“Werner, who was fitness coach at Basel, is a good friend of mine and he said he knew a professor in Germany so I said I would try it, a last chance.

“He put something in the blood so he could see clearer in the scan and then told me it was not so serious, he said that in four weeks I would be fit – and I was.

“So now any time I have a problem with my knees or hear of someone with a knee problem I say to go and see the professor in Germany, he is the number one.”

Kamberi’s latest problem was caused by a tiny cut within his knee which was causing fluid to gather but Hendrich convinced him that he was fit enough to play. He said: “The professor told me it was not dangerous, that it would heal by itself.

“He took fluid out and put four millilitres of PRP (Platelet Rich Plasma) in. I can still feel the fluid in my knee but the good thing is I cannot make it any worse.

“He told me I could come back, keep an eye on it and hopefully in a few weeks it will be completely gone.”

Kamberi admitted it was important for his own peace of mind to be given that reassuring news after a troubling few weeks.

“I’d been playing (football) with the fluid in my knee and was wondering why it was still there. I wasn’t training every day, just playing, against Astera in Greece and the two Molde games.

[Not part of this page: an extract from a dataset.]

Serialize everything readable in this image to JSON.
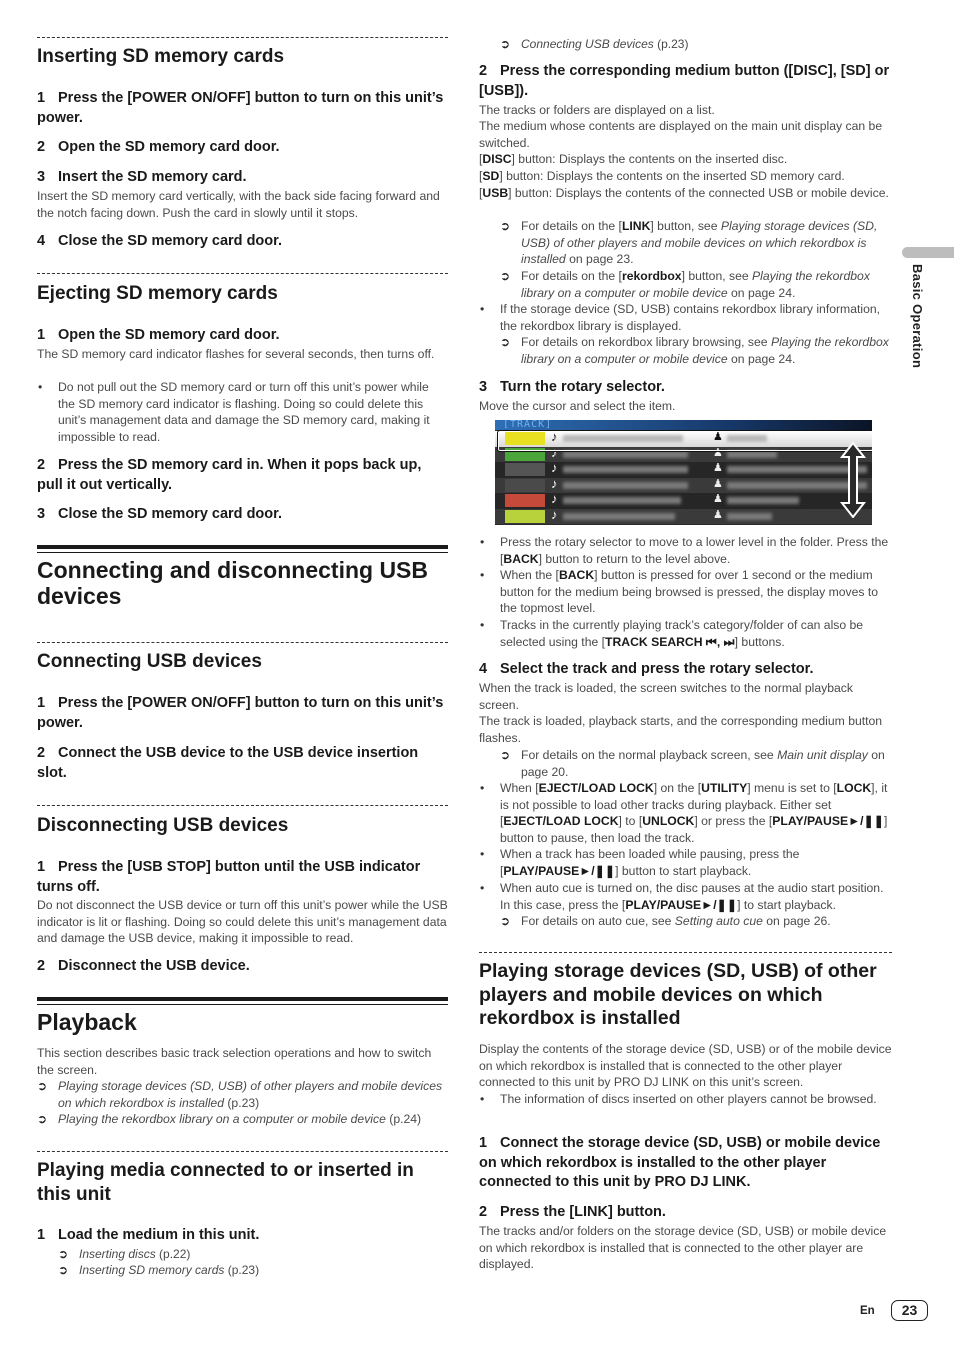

“I saw a specialist in Edinburgh and we decided I’d miss the Aberdeen and Livingston games to rest. Then the international break came and when the gaffer said I could go back to Switzerland I phoned the professor because I have a good relationship with him and he is a specialist in this area. I was delighted when he told me to go and see him because I trust 100 per cent what he says. So me, my father and brother drove four hours to go and see him.”

Kamberi returned to action to find himself operating as a lone striker against Kilmarnock as boss Neil Lennon changed to a 4-1-4-1 formation, and it was, he admitted, a tough shift up-front until Australian internationalist Jamie Maclaren, with whom he had formed a formidable strike partnership in the second half of last season, joined him in a twin-pronged attack for the final 18 minutes.

The move paid off almost straight away as Kamberi supplied the pass which led to referee John Beaton awarding a penalty after deciding that Maclaren’s legs had become entangled in those of Killie defender Kirk Broadfoot. And, insisted Kamberi, who had scored from the spot in each of the final two games of last season, there was never any doubt that not only would he be stepping up to take it but that it would end up behind Killie goalkeeper Jamie MacDonald.

He said: “I was delighted to play, every player wants to get over injuries and get back on the pitch. It was my first game in three-and-a-half weeks so it was not so easy. But the longer the game went on, the better I felt.

“When we got the penalty I was 100 per cent fresh. I was tired before but I was absolutely certain I would score it because I am always practising after training.”

After draws against Aberdeen and St Johnstone and that disappointing defeat away to Livingston, Kamberi agreed he and his team-mates badly needed those three points, even if, again, they did it the hard way.

Lennon’s players appeared to be cruising after a stunning Stevie Mallan free-kick and a bullet header from skipper David Gray had put them two up with just 26 minutes on the clock but Eamonn Brophy and Greg Stewart, with equally smart finishes, hauled the Ayrshire club level before the interval.

Kamberi said: “It was a big win having been 2-0 up and then they have two shots and get two goals, two stupid goals from our point of view as we did not get near enough to their players.

“But the effort in the second half was amazing and we deserved to win.”

Lennon, naturally, was delighted to see Kamberi, whose nine goals in 14 matches while on loan from Grasshoppers last season led to him signing on a three-year deal, back to lead the frontline.

He said: “Any good moves came through Flo. He is such an important player for us. It has been a frustrating time for him, as it has been for us, because we missed him, that physical presence.

“That will have given his confidence a shot in the arm, not that he needs it because he is a confident boy, but to go up and take that penalty under pressure speaks volumes. I am delighted and hopefully that is him back up and running.”